It was the Stones who countered Woodstock idealism with the haunted Altamont festival, where 18-year-old Meredith Hunter was stabbed to death by a Hells Angel just feet away from Jagger as he performed Under My Thumb.

It was the Stones who seems to conjure up the ravaged soul of Satan himself with an exploration of his links to the horrors of history in Sympathy for the Devil.

It was the Stones who both lead and followed a generation from the gentle meditations of marijuana, through the psychic hallucinations of LSD, the feelings of invincibility created by cocaine and eventually to the self-loathing and wasted exhaustion of heroin addiction.

This wasn’t a band. It was a whole era going to hell in search of an escape from mundanity and growing increasingly desperate as time to find a way back began to run out.

THERE was nothing and no-one touched by the Rolling Stones circus who emerged undamaged by its self-destructive glamour.

Not even Charlie Watts. He stood separate from the madness, a rare calm in the vortex of “the greatest rock’n’roll band in the world”.

His marriage in 1964 to Shirley Ann Shepherd endured while all the other relationships with the Stones bubble disintegrated.

For years he didn’t even tell his bandmates he was married, ostensibly so as not to alienate the band’s female fans in an era of teen hysteria and Beatlemania.

However, you can see why it also suited him to keep his private life rooted on solid ground away from the crazy unpredictability of the Stones lifestyle.

The National:

Charlie Watts with his wife Shirley Ann Shepherd

He was never taken with the hippy experience of the 1960s and probably even less so with the bohemian habits of the generations which followed.

When the Stones were booked for Glastonbury in 2013 he found it hard to hide his antipathy. “I didn’t want to do it,” he told the Guardian at the time. “Everyone else does. I don’t like playing outdoors and I certainly don’t like festivals.

“I never liked the hippy thing to start with. It’s not what I’d like to do for a weekend, I can tell you.”

Nor did Watts share some of his bandmates’ more esoteric taste in fashion. He favoured elegance over excess, preferring suits and ties to the more outrageous outfits of Jagger.

But no matter how far he tried to get from the Stones lifestyle he could not escape unscarred. His drinking habits worsened in the 1980s and had a brief flirtation with heroin, perhaps not as surprising as that sounds given the appetites of many of his jazz heroes.

For the most part, however, the drummer remained aloof from the excesses the Stones became legendary for. In the middle of the mayhem he remained committed to music. It’s true he preferred jazz but he brought a percussion genius which electrified Stones records. While all around him were pushing their sonic and lifestyle experiments to sometimes frightening extremes Charlie Watts remained dependably himself, unflappable and in time.

This week I was watching an old clip of the Stones being interviewed in the 60s about their rise to fame. The interviewer was trying to understand the effect the band had on their audience and was probing Mick Jagger for an explanation. Jagger smiled knowingly and suggested it was some almost mystical form of chemical reaction. When Charlie Watts was asked he simply said: “I don’t know.” He didn’t know and he didn’t really care. When asked about the band in later years he didn’t mention their reputation for hedonism and decadence. He would simply say: “I play the drums”.

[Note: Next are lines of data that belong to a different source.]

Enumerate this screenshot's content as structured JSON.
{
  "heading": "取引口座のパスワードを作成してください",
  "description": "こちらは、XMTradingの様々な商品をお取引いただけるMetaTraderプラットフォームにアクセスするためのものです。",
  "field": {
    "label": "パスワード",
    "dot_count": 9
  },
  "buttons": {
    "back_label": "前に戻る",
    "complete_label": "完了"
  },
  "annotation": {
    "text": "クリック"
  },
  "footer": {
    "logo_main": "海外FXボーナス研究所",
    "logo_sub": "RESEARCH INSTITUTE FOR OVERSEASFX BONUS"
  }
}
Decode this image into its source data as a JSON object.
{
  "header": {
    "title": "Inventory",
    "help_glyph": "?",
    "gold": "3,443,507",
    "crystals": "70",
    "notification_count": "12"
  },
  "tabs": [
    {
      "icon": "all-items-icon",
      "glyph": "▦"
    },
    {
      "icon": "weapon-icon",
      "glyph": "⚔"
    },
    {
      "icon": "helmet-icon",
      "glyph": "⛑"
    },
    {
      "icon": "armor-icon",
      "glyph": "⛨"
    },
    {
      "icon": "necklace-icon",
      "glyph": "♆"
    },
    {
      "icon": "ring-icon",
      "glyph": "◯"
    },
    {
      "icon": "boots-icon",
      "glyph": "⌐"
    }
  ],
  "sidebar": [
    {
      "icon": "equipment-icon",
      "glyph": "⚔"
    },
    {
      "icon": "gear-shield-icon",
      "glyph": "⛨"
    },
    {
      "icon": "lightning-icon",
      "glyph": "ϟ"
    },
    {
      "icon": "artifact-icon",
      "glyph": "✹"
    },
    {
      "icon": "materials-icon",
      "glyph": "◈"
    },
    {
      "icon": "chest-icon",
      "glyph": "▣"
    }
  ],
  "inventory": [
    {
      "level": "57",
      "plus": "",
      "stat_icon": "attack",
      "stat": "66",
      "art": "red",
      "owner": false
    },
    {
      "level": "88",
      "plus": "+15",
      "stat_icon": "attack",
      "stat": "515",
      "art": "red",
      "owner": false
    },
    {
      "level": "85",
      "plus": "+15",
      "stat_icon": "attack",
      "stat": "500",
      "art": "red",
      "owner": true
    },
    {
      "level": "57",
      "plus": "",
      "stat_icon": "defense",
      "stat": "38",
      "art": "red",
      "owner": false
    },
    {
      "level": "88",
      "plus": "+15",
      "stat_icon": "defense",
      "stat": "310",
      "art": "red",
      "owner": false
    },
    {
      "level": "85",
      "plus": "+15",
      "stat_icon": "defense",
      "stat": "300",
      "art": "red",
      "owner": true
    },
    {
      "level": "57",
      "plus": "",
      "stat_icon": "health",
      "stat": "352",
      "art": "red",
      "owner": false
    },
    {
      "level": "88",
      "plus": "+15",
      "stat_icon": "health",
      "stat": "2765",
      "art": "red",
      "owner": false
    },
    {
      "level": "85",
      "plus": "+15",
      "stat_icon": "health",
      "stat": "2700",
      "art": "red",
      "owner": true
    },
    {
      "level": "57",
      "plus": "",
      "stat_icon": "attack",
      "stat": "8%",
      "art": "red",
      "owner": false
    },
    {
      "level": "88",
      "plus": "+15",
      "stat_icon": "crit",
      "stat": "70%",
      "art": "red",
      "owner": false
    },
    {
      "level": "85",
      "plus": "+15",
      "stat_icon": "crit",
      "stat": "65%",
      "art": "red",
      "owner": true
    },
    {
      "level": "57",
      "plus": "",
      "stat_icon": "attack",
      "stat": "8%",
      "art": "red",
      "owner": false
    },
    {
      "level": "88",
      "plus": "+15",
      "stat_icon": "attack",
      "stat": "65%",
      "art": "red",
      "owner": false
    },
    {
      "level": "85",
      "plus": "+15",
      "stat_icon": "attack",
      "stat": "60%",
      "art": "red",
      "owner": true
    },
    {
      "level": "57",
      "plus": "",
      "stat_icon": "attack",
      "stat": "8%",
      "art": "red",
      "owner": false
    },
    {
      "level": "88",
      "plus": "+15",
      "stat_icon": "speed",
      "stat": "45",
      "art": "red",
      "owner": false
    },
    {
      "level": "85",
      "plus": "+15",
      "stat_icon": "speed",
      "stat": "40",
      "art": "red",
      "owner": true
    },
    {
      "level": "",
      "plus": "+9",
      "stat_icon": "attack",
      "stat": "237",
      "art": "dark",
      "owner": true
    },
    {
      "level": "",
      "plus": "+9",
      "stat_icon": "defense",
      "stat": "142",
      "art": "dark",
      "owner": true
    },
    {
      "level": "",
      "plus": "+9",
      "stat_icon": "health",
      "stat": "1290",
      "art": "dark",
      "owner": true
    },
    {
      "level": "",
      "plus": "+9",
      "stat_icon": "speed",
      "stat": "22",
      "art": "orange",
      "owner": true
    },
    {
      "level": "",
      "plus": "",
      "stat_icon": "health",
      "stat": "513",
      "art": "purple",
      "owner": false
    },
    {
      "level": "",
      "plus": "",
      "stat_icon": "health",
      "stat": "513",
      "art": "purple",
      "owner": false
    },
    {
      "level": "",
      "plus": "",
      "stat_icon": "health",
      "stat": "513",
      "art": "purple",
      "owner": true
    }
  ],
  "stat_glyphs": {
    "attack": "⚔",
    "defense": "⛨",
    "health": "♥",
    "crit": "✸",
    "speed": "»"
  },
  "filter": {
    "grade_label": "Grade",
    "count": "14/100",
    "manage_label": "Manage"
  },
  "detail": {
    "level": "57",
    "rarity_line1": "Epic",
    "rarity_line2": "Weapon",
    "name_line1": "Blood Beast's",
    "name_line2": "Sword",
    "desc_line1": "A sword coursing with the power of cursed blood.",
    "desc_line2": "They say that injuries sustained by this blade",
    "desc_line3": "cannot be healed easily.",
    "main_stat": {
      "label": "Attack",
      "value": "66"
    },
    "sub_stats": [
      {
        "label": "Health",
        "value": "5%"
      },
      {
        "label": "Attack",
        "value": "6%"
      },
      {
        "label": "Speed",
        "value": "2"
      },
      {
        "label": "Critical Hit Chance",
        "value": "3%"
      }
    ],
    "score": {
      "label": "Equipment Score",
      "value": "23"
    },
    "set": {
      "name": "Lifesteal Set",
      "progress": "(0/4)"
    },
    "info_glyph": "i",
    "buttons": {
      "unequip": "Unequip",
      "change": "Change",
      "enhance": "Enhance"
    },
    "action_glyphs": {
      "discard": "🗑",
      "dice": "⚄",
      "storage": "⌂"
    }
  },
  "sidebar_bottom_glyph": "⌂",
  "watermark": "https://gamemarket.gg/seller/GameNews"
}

Those drums were sometimes subtle and straightforward, at others complicated and incredibly skilful. He always delivered exactly the performance the song required to make maximum impact.

His biggest success, though, was undoubtedly keeping The Rolling Stones together for almost 60 years, a feat which would have been impossible for anyone else.

Now he’s gone will the band split up? Or will they, as Keith Richards once suggested, refuse to retire? For a rock band in their 70s and 80s there’s no roadmap to the future.

One thing I do know is that if I really could jump back on that train in 1971 I’d certainly pay a lot more attention to the man behind the drumkit. It was largely down to him that the Green’s Playhouse balcony was bouncing to that glorious beat.